Talking about the tax rates set by the Gila County Board of Supervisors Aug. 18, Dist. 1 Supervisor Ron Christensen points out the average of all county taxes showed a slight drop -- 19 cents.
But Dave Patterson, of the county finance office, is quick to counter, "This was just informational material, and doesn't represent any real numbers."
The document on the county's average rate comparisons between the 2003 and 2002 tax years shows an increase in the assessed value of properties around Gila County leading to the drop in the average overall tax rate. The average rate went from $13.14 in 2002 to $12.95 for 2003.
"There are really only a few things everyone in the county pays for," Patterson said.

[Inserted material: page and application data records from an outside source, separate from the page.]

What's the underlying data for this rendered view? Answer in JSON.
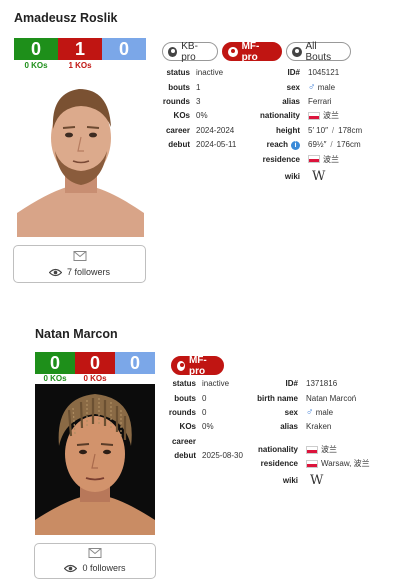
{
  "fighters": [
    {
      "name": "Amadeusz Roslik",
      "record": {
        "wins": "0",
        "losses": "1",
        "draws": "0"
      },
      "kos": {
        "wins": "0 KOs",
        "losses": "1 KOs"
      },
      "tabs": [
        {
          "label": "KB-pro",
          "active": false
        },
        {
          "label": "MF-pro",
          "active": true
        },
        {
          "label": "All Bouts",
          "active": false
        }
      ],
      "left_info": [
        {
          "label": "status",
          "value": "inactive"
        },
        {
          "label": "bouts",
          "value": "1"
        },
        {
          "label": "rounds",
          "value": "3"
        },
        {
          "label": "KOs",
          "value": "0%"
        },
        {
          "label": "career",
          "value": "2024-2024"
        },
        {
          "label": "debut",
          "value": "2024-05-11"
        }
      ],
      "right_info": {
        "id_label": "ID#",
        "id": "1045121",
        "sex_label": "sex",
        "sex_icon": "♂",
        "sex": "male",
        "alias_label": "alias",
        "alias": "Ferrari",
        "nationality_label": "nationality",
        "nationality": "波兰",
        "height_label": "height",
        "height_imperial": "5′ 10″",
        "height_sep": "/",
        "height_metric": "178cm",
        "reach_label": "reach",
        "reach_info_icon": "i",
        "reach_imperial": "69½″",
        "reach_sep": "/",
        "reach_metric": "176cm",
        "residence_label": "residence",
        "residence": "波兰",
        "wiki_label": "wiki",
        "wiki_icon": "W"
      },
      "followers": "7 followers"
    },
    {
      "name": "Natan Marcon",
      "record": {
        "wins": "0",
        "losses": "0",
        "draws": "0"
      },
      "kos": {
        "wins": "0 KOs",
        "losses": "0 KOs"
      },
      "tabs": [
        {
          "label": "MF-pro",
          "active": true
        }
      ],
      "left_info": [
        {
          "label": "status",
          "value": "inactive"
        },
        {
          "label": "bouts",
          "value": "0"
        },
        {
          "label": "rounds",
          "value": "0"
        },
        {
          "label": "KOs",
          "value": "0%"
        },
        {
          "label": "career",
          "value": ""
        },
        {
          "label": "debut",
          "value": "2025-08-30"
        }
      ],
      "right_info": {
        "id_label": "ID#",
        "id": "1371816",
        "birth_name_label": "birth name",
        "birth_name": "Natan Marcoń",
        "sex_label": "sex",
        "sex_icon": "♂",
        "sex": "male",
        "alias_label": "alias",
        "alias": "Kraken",
        "nationality_label": "nationality",
        "nationality": "波兰",
        "residence_label": "residence",
        "residence": "Warsaw, 波兰",
        "wiki_label": "wiki",
        "wiki_icon": "W"
      },
      "followers": "0 followers"
    }
  ],
  "colors": {
    "win": "#1e8f1a",
    "loss": "#c01512",
    "draw": "#7ba7e8",
    "active_tab": "#c01512"
  }
}
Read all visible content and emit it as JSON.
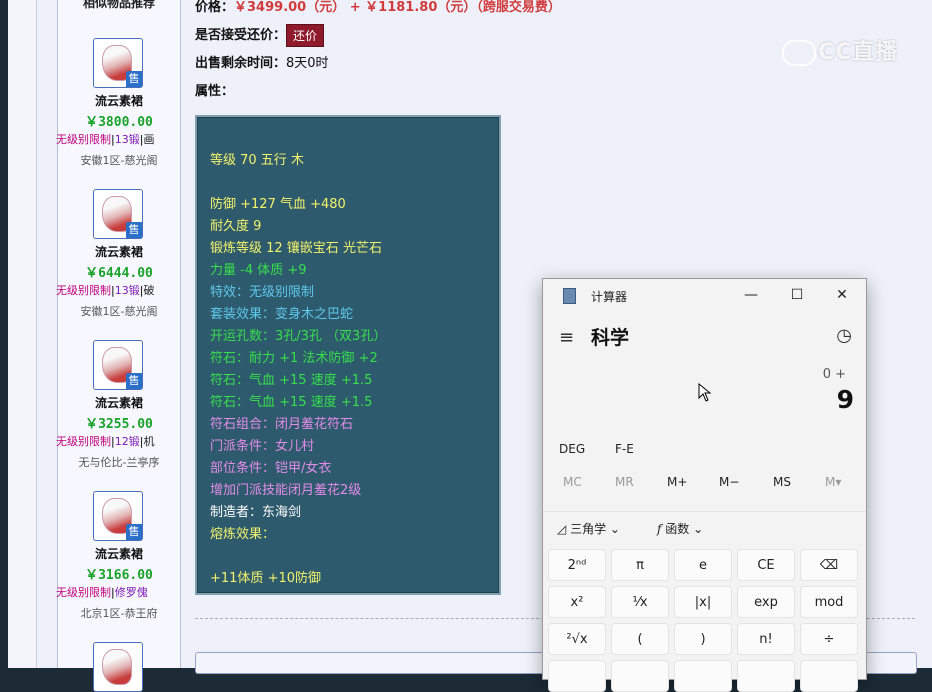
{
  "sidebar": {
    "title": "相似物品推荐",
    "items": [
      {
        "name": "流云素裙",
        "price": "￥3800.00",
        "tag1": "无级别限制",
        "tag2": "13锻",
        "tag3": "画",
        "server": "安徽1区-慈光阁"
      },
      {
        "name": "流云素裙",
        "price": "￥6444.00",
        "tag1": "无级别限制",
        "tag2": "13锻",
        "tag3": "破",
        "server": "安徽1区-慈光阁"
      },
      {
        "name": "流云素裙",
        "price": "￥3255.00",
        "tag1": "无级别限制",
        "tag2": "12锻",
        "tag3": "机",
        "server": "无与伦比-兰亭序"
      },
      {
        "name": "流云素裙",
        "price": "￥3166.00",
        "tag1": "无级别限制",
        "tag2": "修罗傀",
        "tag3": "",
        "server": "北京1区-恭王府"
      }
    ],
    "sold_badge": "售"
  },
  "main": {
    "price_label": "价格：",
    "price_value": "￥3499.00（元） +  ￥1181.80（元）（跨服交易费）",
    "bargain_label": "是否接受还价：",
    "bargain_button": "还价",
    "remaining_label": "出售剩余时间：",
    "remaining_value": "8天0时",
    "attr_label": "属性："
  },
  "attributes": [
    {
      "text": "等级 70 五行 木",
      "color": "y"
    },
    {
      "text": "防御 +127 气血 +480",
      "color": "y"
    },
    {
      "text": "耐久度 9",
      "color": "y"
    },
    {
      "text": "锻炼等级 12 镶嵌宝石 光芒石",
      "color": "y"
    },
    {
      "text": "力量 -4 体质 +9",
      "color": "g"
    },
    {
      "text": "特效：无级别限制",
      "color": "c"
    },
    {
      "text": "套装效果：变身木之巴蛇",
      "color": "c"
    },
    {
      "text": "开运孔数：3孔/3孔 （双3孔）",
      "color": "g"
    },
    {
      "text": "符石：耐力 +1 法术防御 +2",
      "color": "g"
    },
    {
      "text": "符石：气血 +15 速度 +1.5",
      "color": "g"
    },
    {
      "text": "符石：气血 +15 速度 +1.5",
      "color": "g"
    },
    {
      "text": "符石组合：闭月羞花符石",
      "color": "m"
    },
    {
      "text": "门派条件：女儿村",
      "color": "m"
    },
    {
      "text": "部位条件：铠甲/女衣",
      "color": "m"
    },
    {
      "text": "增加门派技能闭月羞花2级",
      "color": "m"
    },
    {
      "text": "制造者：东海剑",
      "color": "w"
    },
    {
      "text": "熔炼效果：",
      "color": "y"
    },
    {
      "text": "+11体质 +10防御",
      "color": "y"
    }
  ],
  "watermark": "CC直播",
  "calculator": {
    "window_title": "计算器",
    "minimize": "—",
    "maximize": "☐",
    "close": "✕",
    "menu_icon": "≡",
    "mode": "科学",
    "history_icon": "history-icon",
    "expression": "0 +",
    "display": "9",
    "deg": "DEG",
    "fe": "F-E",
    "memory": [
      "MC",
      "MR",
      "M+",
      "M−",
      "MS",
      "M▾"
    ],
    "trig_label": "三角学",
    "func_label": "函数",
    "keys_row1": [
      "2ⁿᵈ",
      "π",
      "e",
      "CE",
      "⌫"
    ],
    "keys_row2": [
      "x²",
      "¹⁄x",
      "|x|",
      "exp",
      "mod"
    ],
    "keys_row3": [
      "²√x",
      "(",
      ")",
      "n!",
      "÷"
    ]
  }
}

These county-wide assessments include: school equalization through the state; the county's general purpose fund; the Gila Pueblo Community College; Gila County Library District; and the fire district assistance tax. These taxes together total $5.81 per $100, though 30 cents of that is charged to the secondary assessed valuations.
The schools and special districts in the various communities make the actual tax rates different everywhere, Patterson said.
For instance, looking at the school districts in the Payson area:
- Payson, $3.87 is the primary tax rate, with 67 cents for the secondary tax rate;
- Pine, $3.15 primary, and 45 cents secondary; and
- Tonto Basin, $5.40 primary, there is no secondary rate.
Property owners in these communities also will have assessments for the different services. Payson residents have the town's assessments and Northern Gila County Sanitary District; in Pine they have a fire district, a street lighting district and the Pine/ Strawberry Water Improvement District; in Tonto Basin they have a fire district.
In Payson, added to the county's $5.81 is 34 cents for the town and 70 cents for the sanitary district, and a total of $4.54 for the school district. Part of the town assessment, 7 cents, and the sanitary district assessment are charged to the secondary assessed value of property, as is part of the school assessment.
Pine and Strawberry residents pay the county-wide $5.81 figure; $3.60 for the school; plus $2.35 for the fire district; 12 cents for the street lighting districts; and 20 cents for the water improvement district. Again, part of the school tax and all the special district taxes are attached to the secondary assessed value of property.
Tonto Basin residents pay $3 per $100 of assessed secondary valuation for their fire district, so they have a total tax bill of $14.21.
"We did better with the budget than we expected to," Christensen said. "But when it comes to taxation, people need to be careful what they vote for. A few years ago in Hayden/ Winkleman they approved a $9 million bond for the school. Then the copper mine shut down and now they're about to default. They're paying something like $40 per $100 of assessed value. In the very near future Hayden/Winkleman will have to dis-incorporate."